- **Exercise aim**
From the listing below, work out how many lines contain "heading"; the answer is that number and nothing more.
--------
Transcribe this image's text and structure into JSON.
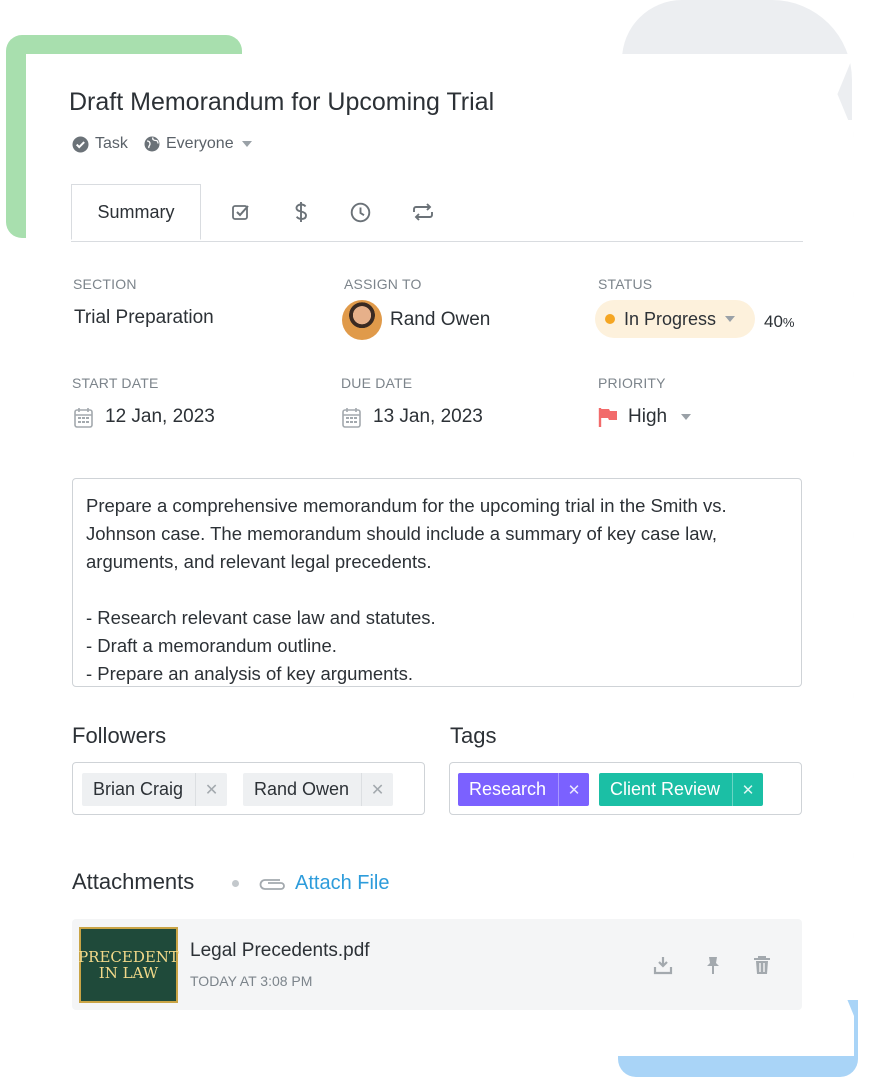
{
  "task": {
    "title": "Draft Memorandum for Upcoming Trial",
    "type_label": "Task",
    "visibility_label": "Everyone"
  },
  "tabs": {
    "summary_label": "Summary",
    "icons": [
      "checklist-icon",
      "dollar-icon",
      "clock-icon",
      "repeat-icon"
    ]
  },
  "fields": {
    "section_label": "SECTION",
    "section_value": "Trial Preparation",
    "assign_label": "ASSIGN TO",
    "assign_value": "Rand Owen",
    "status_label": "STATUS",
    "status_value": "In Progress",
    "status_color": "#f5a623",
    "progress_value": "40",
    "progress_unit": "%",
    "start_label": "START DATE",
    "start_value": "12 Jan, 2023",
    "due_label": "DUE DATE",
    "due_value": "13 Jan, 2023",
    "priority_label": "PRIORITY",
    "priority_value": "High",
    "priority_color": "#f26b6b"
  },
  "description": {
    "lines": [
      "Prepare a comprehensive memorandum for the upcoming trial in the Smith vs.",
      "Johnson case. The memorandum should include a summary of key case law,",
      "arguments, and relevant legal precedents.",
      "",
      "- Research relevant case law and statutes.",
      "- Draft a memorandum outline.",
      "- Prepare an analysis of key arguments."
    ]
  },
  "followers": {
    "heading": "Followers",
    "items": [
      "Brian Craig",
      "Rand Owen"
    ]
  },
  "tags": {
    "heading": "Tags",
    "items": [
      {
        "label": "Research",
        "color": "#7b61ff"
      },
      {
        "label": "Client Review",
        "color": "#1bbfa5"
      }
    ]
  },
  "attachments": {
    "heading": "Attachments",
    "attach_label": "Attach File",
    "accent": "#2d9cdb",
    "file_name": "Legal Precedents.pdf",
    "file_time": "TODAY AT 3:08 PM",
    "thumb_text": "PRECEDENT IN LAW"
  }
}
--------
- **Solution to this exercise**
3